Task goal: Your answer should consist of every line in the records that holds "screenshot".

Raw data:
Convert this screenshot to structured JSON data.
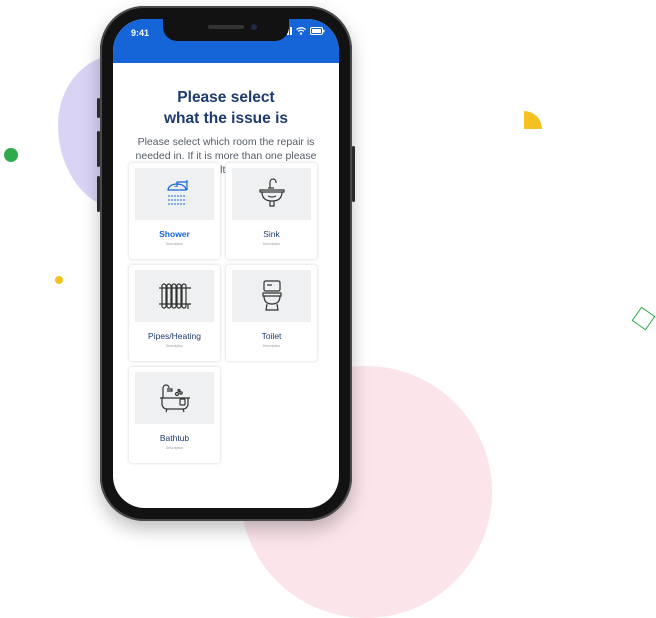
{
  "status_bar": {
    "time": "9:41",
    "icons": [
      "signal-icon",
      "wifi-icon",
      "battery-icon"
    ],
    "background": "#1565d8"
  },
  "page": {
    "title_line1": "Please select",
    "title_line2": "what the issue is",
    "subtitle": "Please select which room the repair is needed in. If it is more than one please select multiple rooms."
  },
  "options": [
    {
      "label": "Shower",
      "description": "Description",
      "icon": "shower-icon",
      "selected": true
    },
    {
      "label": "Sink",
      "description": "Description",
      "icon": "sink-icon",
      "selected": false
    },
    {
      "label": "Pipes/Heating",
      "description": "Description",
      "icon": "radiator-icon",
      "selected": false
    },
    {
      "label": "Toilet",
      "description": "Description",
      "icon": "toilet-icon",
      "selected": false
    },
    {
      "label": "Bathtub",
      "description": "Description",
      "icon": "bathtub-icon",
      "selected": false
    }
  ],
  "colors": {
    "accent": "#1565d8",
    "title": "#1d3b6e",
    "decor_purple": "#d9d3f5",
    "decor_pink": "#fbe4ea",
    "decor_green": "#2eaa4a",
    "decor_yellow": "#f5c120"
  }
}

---

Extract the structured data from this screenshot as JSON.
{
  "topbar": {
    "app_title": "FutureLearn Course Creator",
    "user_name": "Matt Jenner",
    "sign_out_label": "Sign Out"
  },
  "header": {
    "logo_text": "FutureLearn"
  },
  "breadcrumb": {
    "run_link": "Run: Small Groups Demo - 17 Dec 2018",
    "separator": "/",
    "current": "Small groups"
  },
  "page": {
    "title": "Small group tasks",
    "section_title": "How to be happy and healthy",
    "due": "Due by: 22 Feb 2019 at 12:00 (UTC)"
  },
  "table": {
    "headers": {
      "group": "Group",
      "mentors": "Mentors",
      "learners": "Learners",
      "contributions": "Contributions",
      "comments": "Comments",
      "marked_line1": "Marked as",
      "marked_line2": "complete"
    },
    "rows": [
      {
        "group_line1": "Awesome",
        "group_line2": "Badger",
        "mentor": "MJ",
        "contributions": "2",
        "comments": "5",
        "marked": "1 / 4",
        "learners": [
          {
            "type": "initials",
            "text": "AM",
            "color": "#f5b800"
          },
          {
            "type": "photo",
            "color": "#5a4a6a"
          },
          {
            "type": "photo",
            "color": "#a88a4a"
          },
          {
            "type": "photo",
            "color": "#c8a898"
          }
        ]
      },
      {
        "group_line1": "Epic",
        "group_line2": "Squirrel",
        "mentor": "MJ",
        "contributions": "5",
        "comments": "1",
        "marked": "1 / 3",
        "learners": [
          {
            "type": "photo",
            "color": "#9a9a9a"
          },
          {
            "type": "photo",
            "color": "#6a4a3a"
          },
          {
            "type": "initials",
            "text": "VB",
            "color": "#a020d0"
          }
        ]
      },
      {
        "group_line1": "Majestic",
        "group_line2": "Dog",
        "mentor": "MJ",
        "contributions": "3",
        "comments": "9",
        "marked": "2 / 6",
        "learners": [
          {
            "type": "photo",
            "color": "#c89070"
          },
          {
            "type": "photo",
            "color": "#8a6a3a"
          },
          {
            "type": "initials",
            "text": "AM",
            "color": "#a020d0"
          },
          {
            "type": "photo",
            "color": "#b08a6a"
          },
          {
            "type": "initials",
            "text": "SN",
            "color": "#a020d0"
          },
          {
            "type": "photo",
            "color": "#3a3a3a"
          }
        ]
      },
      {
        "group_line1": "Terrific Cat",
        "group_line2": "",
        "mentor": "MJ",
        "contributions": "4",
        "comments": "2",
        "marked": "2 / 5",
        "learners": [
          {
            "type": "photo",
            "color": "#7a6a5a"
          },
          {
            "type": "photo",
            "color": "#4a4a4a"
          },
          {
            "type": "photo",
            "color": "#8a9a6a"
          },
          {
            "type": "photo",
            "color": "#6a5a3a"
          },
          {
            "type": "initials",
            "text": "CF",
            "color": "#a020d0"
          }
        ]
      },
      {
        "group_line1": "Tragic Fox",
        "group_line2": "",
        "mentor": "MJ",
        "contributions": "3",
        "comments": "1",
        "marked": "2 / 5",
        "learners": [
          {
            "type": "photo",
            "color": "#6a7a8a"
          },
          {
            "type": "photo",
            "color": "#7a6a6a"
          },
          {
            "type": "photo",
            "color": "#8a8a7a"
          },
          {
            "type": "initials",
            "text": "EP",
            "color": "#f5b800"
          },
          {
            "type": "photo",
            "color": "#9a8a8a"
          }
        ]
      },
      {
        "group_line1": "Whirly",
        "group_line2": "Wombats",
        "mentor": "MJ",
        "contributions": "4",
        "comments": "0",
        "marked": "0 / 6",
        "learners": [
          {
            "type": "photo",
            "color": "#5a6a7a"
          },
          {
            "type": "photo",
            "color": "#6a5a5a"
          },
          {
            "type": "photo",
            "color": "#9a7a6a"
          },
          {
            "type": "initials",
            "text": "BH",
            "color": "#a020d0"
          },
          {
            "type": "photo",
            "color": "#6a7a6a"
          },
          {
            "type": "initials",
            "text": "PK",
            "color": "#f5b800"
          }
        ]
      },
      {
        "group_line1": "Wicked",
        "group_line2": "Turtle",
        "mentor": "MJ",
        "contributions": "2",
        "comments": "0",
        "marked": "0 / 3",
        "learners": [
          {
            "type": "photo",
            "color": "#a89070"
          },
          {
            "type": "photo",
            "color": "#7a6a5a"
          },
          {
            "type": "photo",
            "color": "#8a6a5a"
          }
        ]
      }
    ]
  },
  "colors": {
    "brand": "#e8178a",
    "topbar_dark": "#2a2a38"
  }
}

Expected answer:
Convert this screenshot to structured JSON data.
Extract the structured data from this screenshot as JSON.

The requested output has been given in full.